- Exercise brief
Nothing but the pictures should be left out when the entries below are duplicated.

App and web page records:
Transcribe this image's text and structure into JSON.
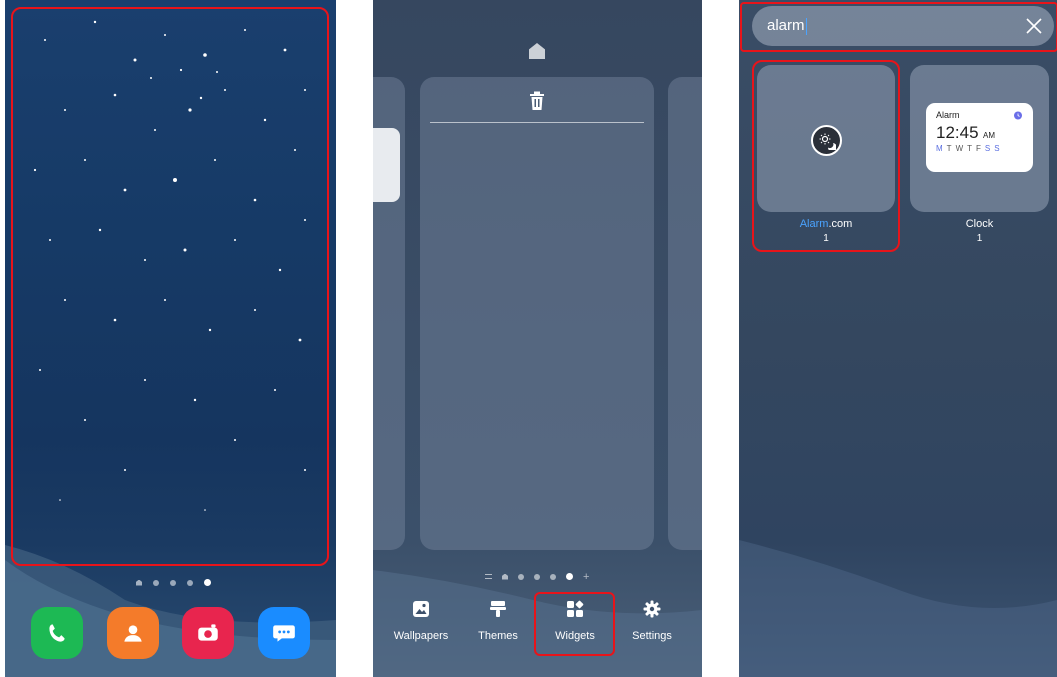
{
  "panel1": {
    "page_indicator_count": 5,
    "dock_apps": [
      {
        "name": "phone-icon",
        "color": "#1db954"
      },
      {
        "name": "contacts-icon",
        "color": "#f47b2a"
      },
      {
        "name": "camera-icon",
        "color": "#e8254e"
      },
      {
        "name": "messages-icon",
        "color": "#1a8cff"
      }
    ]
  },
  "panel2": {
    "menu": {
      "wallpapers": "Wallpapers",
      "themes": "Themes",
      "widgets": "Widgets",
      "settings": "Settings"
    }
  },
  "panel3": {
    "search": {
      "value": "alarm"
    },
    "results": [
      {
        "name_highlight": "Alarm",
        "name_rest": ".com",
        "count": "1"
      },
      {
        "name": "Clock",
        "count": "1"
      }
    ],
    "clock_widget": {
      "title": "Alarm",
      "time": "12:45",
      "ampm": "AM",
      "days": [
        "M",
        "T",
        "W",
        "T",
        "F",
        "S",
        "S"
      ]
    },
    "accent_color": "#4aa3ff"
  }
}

- Exercise output
Transcribe this image's text and structure into JSON.
{
  "panel1": {
    "page_indicator_count": 5,
    "dock_apps": [
      {
        "name": "phone-icon",
        "color": "#1db954"
      },
      {
        "name": "contacts-icon",
        "color": "#f47b2a"
      },
      {
        "name": "camera-icon",
        "color": "#e8254e"
      },
      {
        "name": "messages-icon",
        "color": "#1a8cff"
      }
    ]
  },
  "panel2": {
    "menu": {
      "wallpapers": "Wallpapers",
      "themes": "Themes",
      "widgets": "Widgets",
      "settings": "Settings"
    }
  },
  "panel3": {
    "search": {
      "value": "alarm"
    },
    "results": [
      {
        "name_highlight": "Alarm",
        "name_rest": ".com",
        "count": "1"
      },
      {
        "name": "Clock",
        "count": "1"
      }
    ],
    "clock_widget": {
      "title": "Alarm",
      "time": "12:45",
      "ampm": "AM",
      "days": [
        "M",
        "T",
        "W",
        "T",
        "F",
        "S",
        "S"
      ]
    },
    "accent_color": "#4aa3ff"
  }
}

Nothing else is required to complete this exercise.